- There was nothing unlawful in the examiner or CDC proceeding on the basis that (i) the LNP allocated sufficient land to satisfy the draft local plan provision for Loxwood, (ii) criticisms of that provision were a matter for the local plan process, (iii) in any event the OAN (objectively assessed housing requirement) figures were not disaggregated to Loxwood Parish or to any other sub-area of the district and (iv) the claimant did not put forward any need figures for the parish in the examination.
- The examiner (and hence CDC) discharged their respective obligations to give reasons.
Mr Justice Holgate rejected Crownhall’s third ground. “Even if there were to be a tension between the LNP and the local plan as regards larger windfall sites, contrary to the conclusion I have reached, that would not cause the LNP to fail to meet the requirement for general conformity with the strategic policies of the local plan,” he added.
On the fourth ground of challenge, in relation to the scoring system, Mr Justice Holgate said he saw “some force” in the criticisms made.

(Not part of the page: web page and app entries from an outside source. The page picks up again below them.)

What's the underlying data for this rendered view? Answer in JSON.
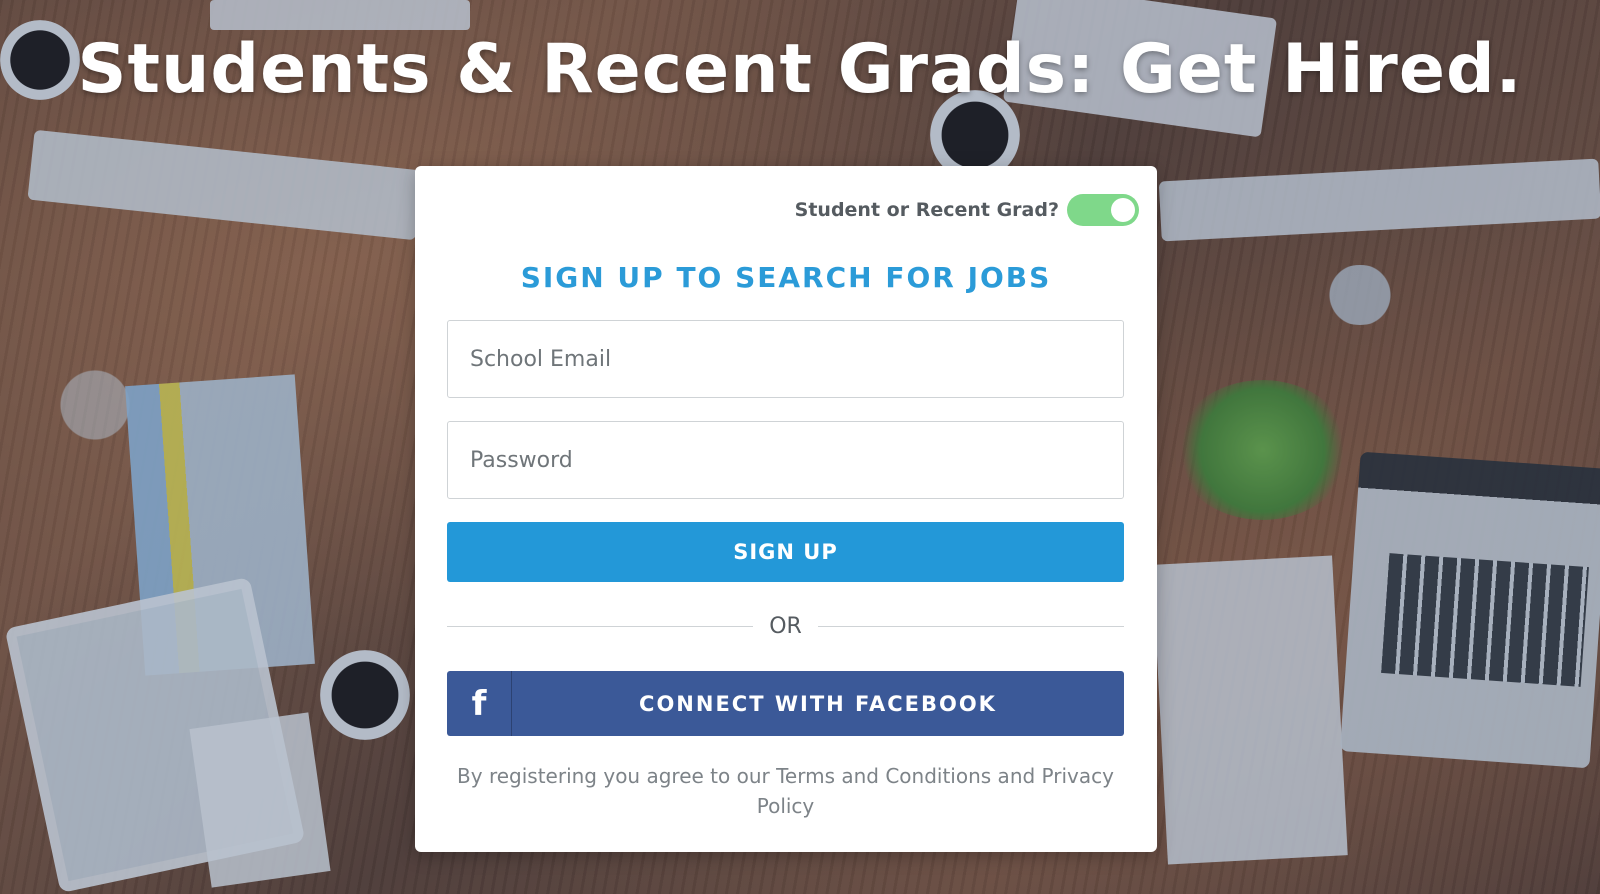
{
  "headline": "Students & Recent Grads: Get Hired.",
  "toggle": {
    "label": "Student or Recent Grad?",
    "state": "on",
    "color": "#7fd88a"
  },
  "form": {
    "title": "SIGN UP TO SEARCH FOR JOBS",
    "email_placeholder": "School Email",
    "password_placeholder": "Password",
    "signup_label": "SIGN UP",
    "divider_text": "OR",
    "facebook_icon": "f",
    "facebook_label": "CONNECT WITH FACEBOOK",
    "legal_prefix": "By registering you agree to our ",
    "terms_link": "Terms and Conditions",
    "legal_and": " and ",
    "privacy_link": "Privacy Policy"
  },
  "colors": {
    "accent": "#2398d8",
    "facebook": "#3b5998",
    "toggle_on": "#7fd88a"
  }
}
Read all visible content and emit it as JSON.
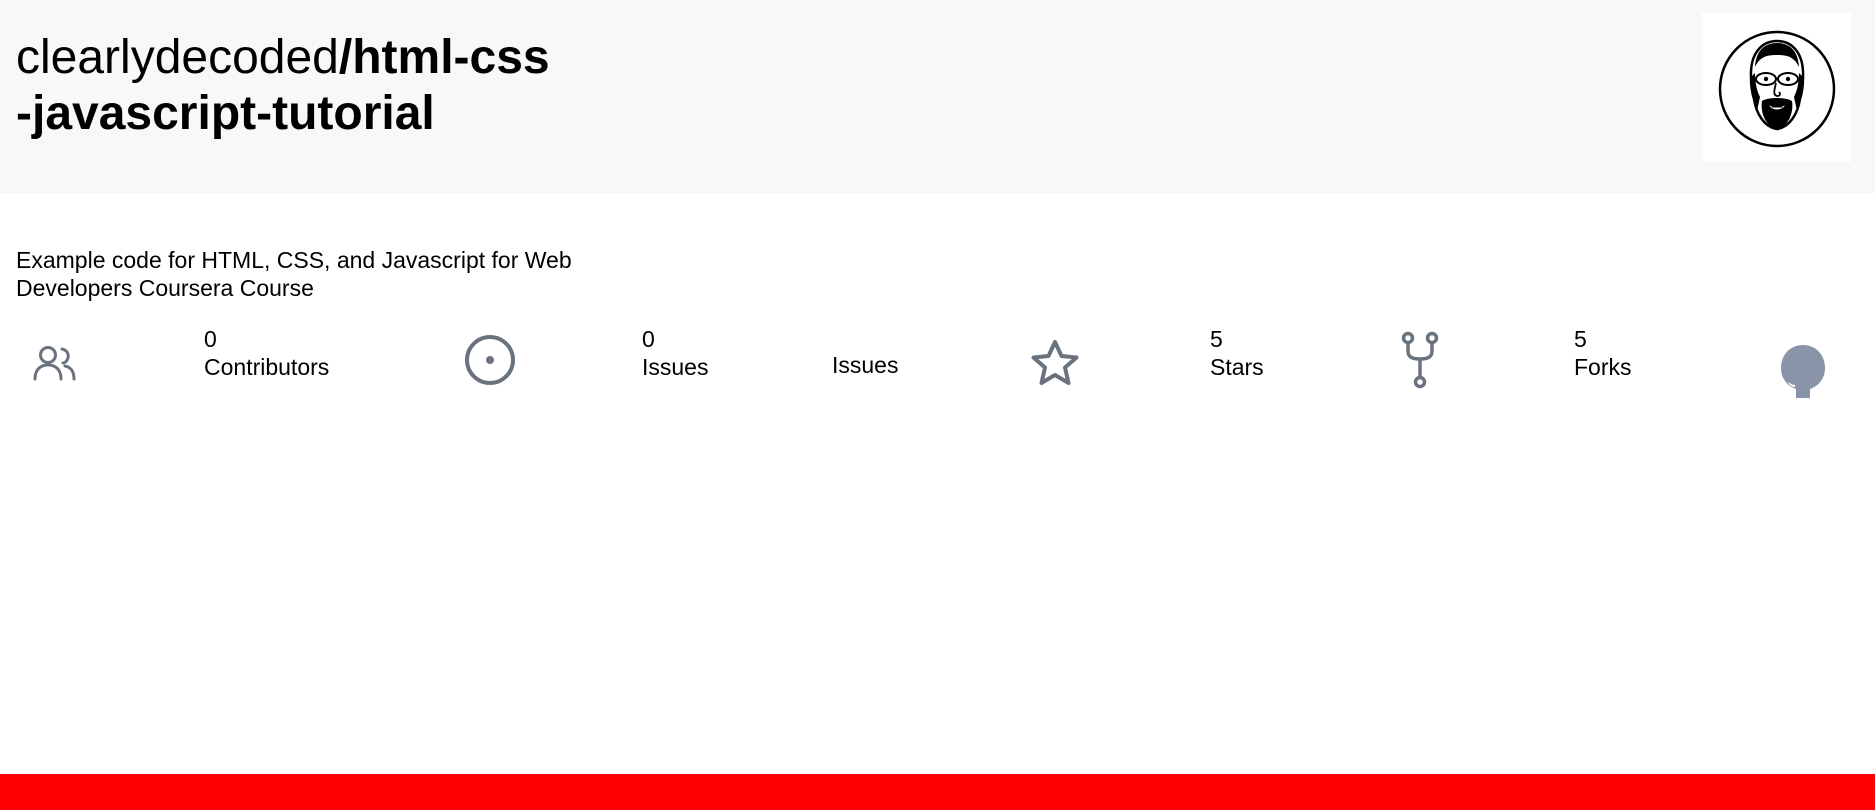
{
  "repo": {
    "owner": "clearlydecoded",
    "slash": "/",
    "name_line1": "html-css",
    "name_line2": "-javascript-tutorial"
  },
  "description": "Example code for HTML, CSS, and Javascript for Web Developers Coursera Course",
  "stats": {
    "contributors": {
      "count": "0",
      "label": "Contributors"
    },
    "issues": {
      "count": "0",
      "label": "Issues"
    },
    "issues_link": {
      "label": "Issues"
    },
    "stars": {
      "count": "5",
      "label": "Stars"
    },
    "forks": {
      "count": "5",
      "label": "Forks"
    }
  },
  "icons": {
    "contributors": "people-icon",
    "issues": "issue-opened-icon",
    "stars": "star-icon",
    "forks": "repo-forked-icon",
    "github": "github-mark-icon"
  },
  "colors": {
    "header_bg": "#f6f8fa",
    "icon_gray": "#6a737d",
    "github_icon": "#8a94a8",
    "footer_bar": "#ff0000"
  }
}
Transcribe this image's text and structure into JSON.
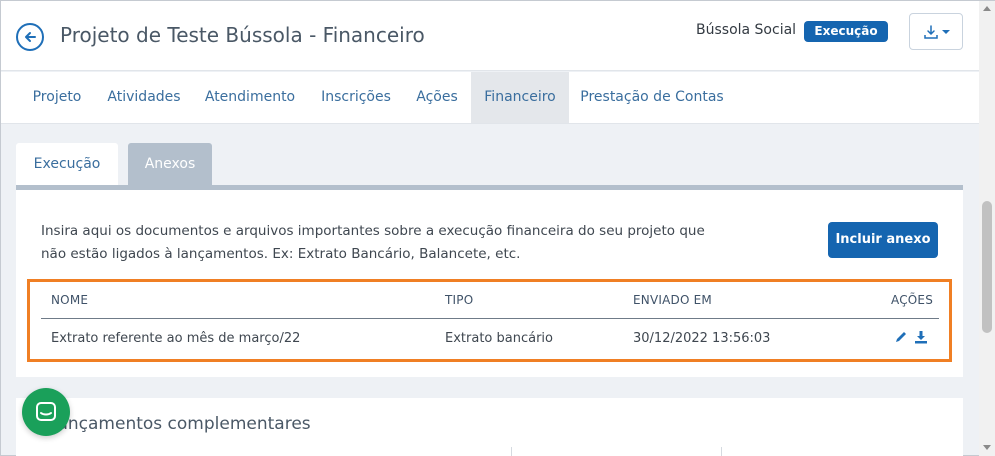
{
  "header": {
    "title": "Projeto de Teste Bússola - Financeiro",
    "org_name": "Bússola Social",
    "status": "Execução",
    "back_icon": "arrow-left-icon",
    "download_icon": "download-dropdown-icon"
  },
  "nav": {
    "tabs": [
      {
        "label": "Projeto"
      },
      {
        "label": "Atividades"
      },
      {
        "label": "Atendimento"
      },
      {
        "label": "Inscrições"
      },
      {
        "label": "Ações"
      },
      {
        "label": "Financeiro",
        "active": true
      },
      {
        "label": "Prestação de Contas"
      }
    ]
  },
  "subtabs": {
    "execucao": "Execução",
    "anexos": "Anexos",
    "active": "Anexos"
  },
  "attachments": {
    "description_line1": "Insira aqui os documentos e arquivos importantes sobre a execução financeira do seu projeto que",
    "description_line2": "não estão ligados à lançamentos. Ex: Extrato Bancário, Balancete, etc.",
    "add_button": "Incluir anexo",
    "columns": [
      "NOME",
      "TIPO",
      "ENVIADO EM",
      "AÇÕES"
    ],
    "rows": [
      {
        "nome": "Extrato referente ao mês de março/22",
        "tipo": "Extrato bancário",
        "enviado_em": "30/12/2022 13:56:03"
      }
    ]
  },
  "complementares": {
    "title": "Lançamentos complementares"
  },
  "colors": {
    "primary": "#1565b0",
    "highlight_border": "#f07f24",
    "chat": "#1aa05a"
  }
}
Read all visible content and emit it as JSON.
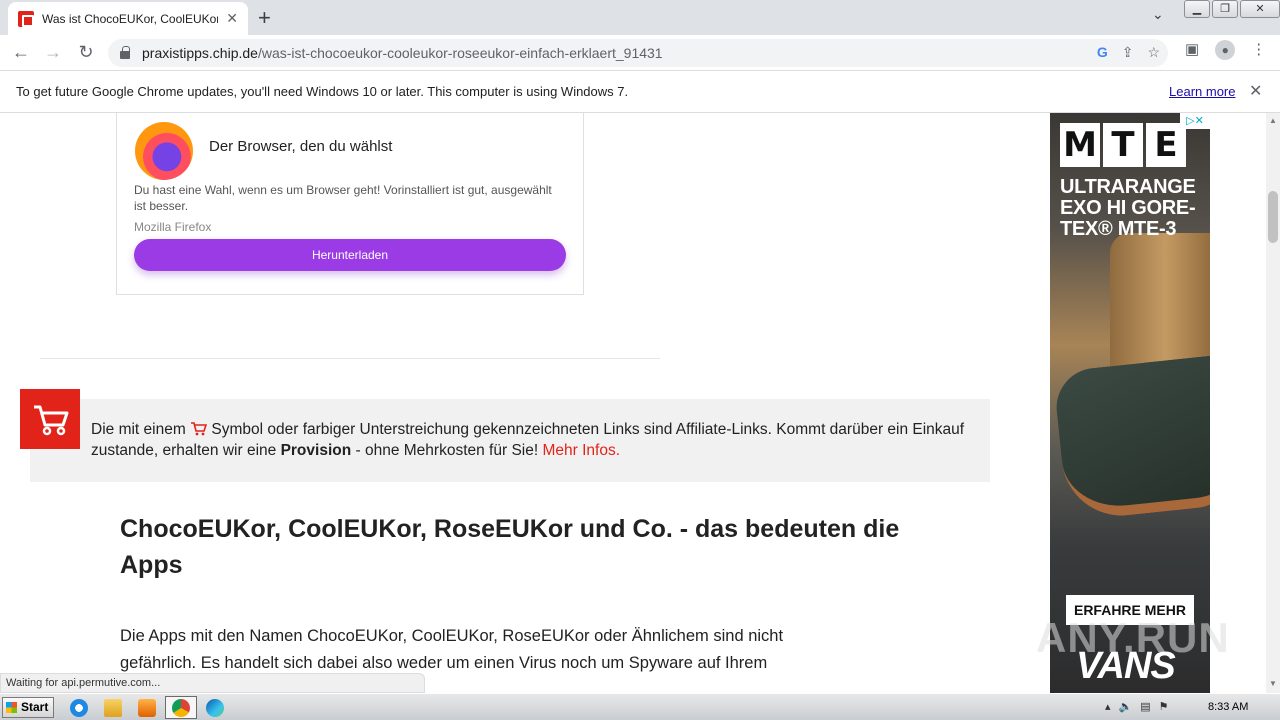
{
  "browser": {
    "tab_title": "Was ist ChocoEUKor, CoolEUKor, Ro",
    "tab_close": "✕",
    "new_tab": "+",
    "url_host": "praxistipps.chip.de",
    "url_path": "/was-ist-chocoeukor-cooleukor-roseeukor-einfach-erklaert_91431",
    "infobar_message": "To get future Google Chrome updates, you'll need Windows 10 or later. This computer is using Windows 7.",
    "infobar_link": "Learn more",
    "status_text": "Waiting for api.permutive.com..."
  },
  "firefox_card": {
    "heading": "Der Browser, den du wählst",
    "description": "Du hast eine Wahl, wenn es um Browser geht! Vorinstalliert ist gut, ausgewählt ist besser.",
    "source": "Mozilla Firefox",
    "button": "Herunterladen"
  },
  "affiliate": {
    "text_before": "Die mit einem ",
    "text_mid": " Symbol oder farbiger Unterstreichung gekennzeichneten Links sind Affiliate-Links. Kommt darüber ein Einkauf zustande, erhalten wir eine ",
    "bold": "Provision",
    "text_after": " - ohne Mehrkosten für Sie! ",
    "link": "Mehr Infos."
  },
  "article": {
    "heading": "ChocoEUKor, CoolEUKor, RoseEUKor und Co. - das bedeuten die Apps",
    "paragraph": "Die Apps mit den Namen ChocoEUKor, CoolEUKor, RoseEUKor oder Ähnlichem sind nicht gefährlich. Es handelt sich dabei also weder um einen Virus noch um Spyware auf Ihrem"
  },
  "ad": {
    "brand_letters": [
      "M",
      "T",
      "E"
    ],
    "tagline": "ULTRARANGE EXO HI GORE-TEX® MTE-3",
    "cta": "ERFAHRE MEHR",
    "brand": "VANS",
    "adchoices": "▷✕"
  },
  "watermark": "ANY.RUN",
  "taskbar": {
    "start": "Start",
    "time": "8:33 AM"
  }
}
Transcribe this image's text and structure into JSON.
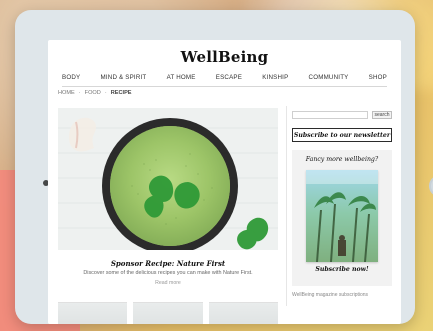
{
  "site": {
    "logo": "WellBeing",
    "nav_items": [
      "BODY",
      "MIND & SPIRIT",
      "AT HOME",
      "ESCAPE",
      "KINSHIP",
      "COMMUNITY",
      "SHOP"
    ],
    "breadcrumb": [
      "HOME",
      "FOOD",
      "RECIPE"
    ]
  },
  "main": {
    "hero_title": "Sponsor Recipe: Nature First",
    "hero_subtitle": "Discover some of the delicious recipes you can make with Nature First.",
    "hero_link": "Read more"
  },
  "sidebar": {
    "search_placeholder": "",
    "search_button": "search",
    "newsletter_label": "Subscribe to our newsletter",
    "promo_title": "Fancy more wellbeing?",
    "promo_cta": "Subscribe now!",
    "footer_text": "WellBeing magazine subscriptions"
  },
  "colors": {
    "tablet_bezel": "#dfe6ea",
    "site_bg": "#ffffff",
    "accent_text": "#111111"
  }
}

“For the purposes of this challenge I will assume that the corrections should have been made so as to result in the revised scores set out……,” he said.
“Nonetheless, the real question is whether this line of argument provides a basis for vitiating the conclusions drawn in the Examiner's report and the decisions taken by CDC to put the LNP to a local referendum and to make the plan. I have reached the firm conclusion that it does not.”
The High Court judge added that ground 4 must fail, given that (a) the claimant's sole objective had been to secure the modification of the LNP by adding the Crownhall site as a third housing allocation and (b) that case was rejected by the examiner and CDC for reasons which were freestanding and could not be impugned.
“The criticisms of the URS scoring exercise did not give rise to any material legal error in the process leading to the making of the LNP,” he said.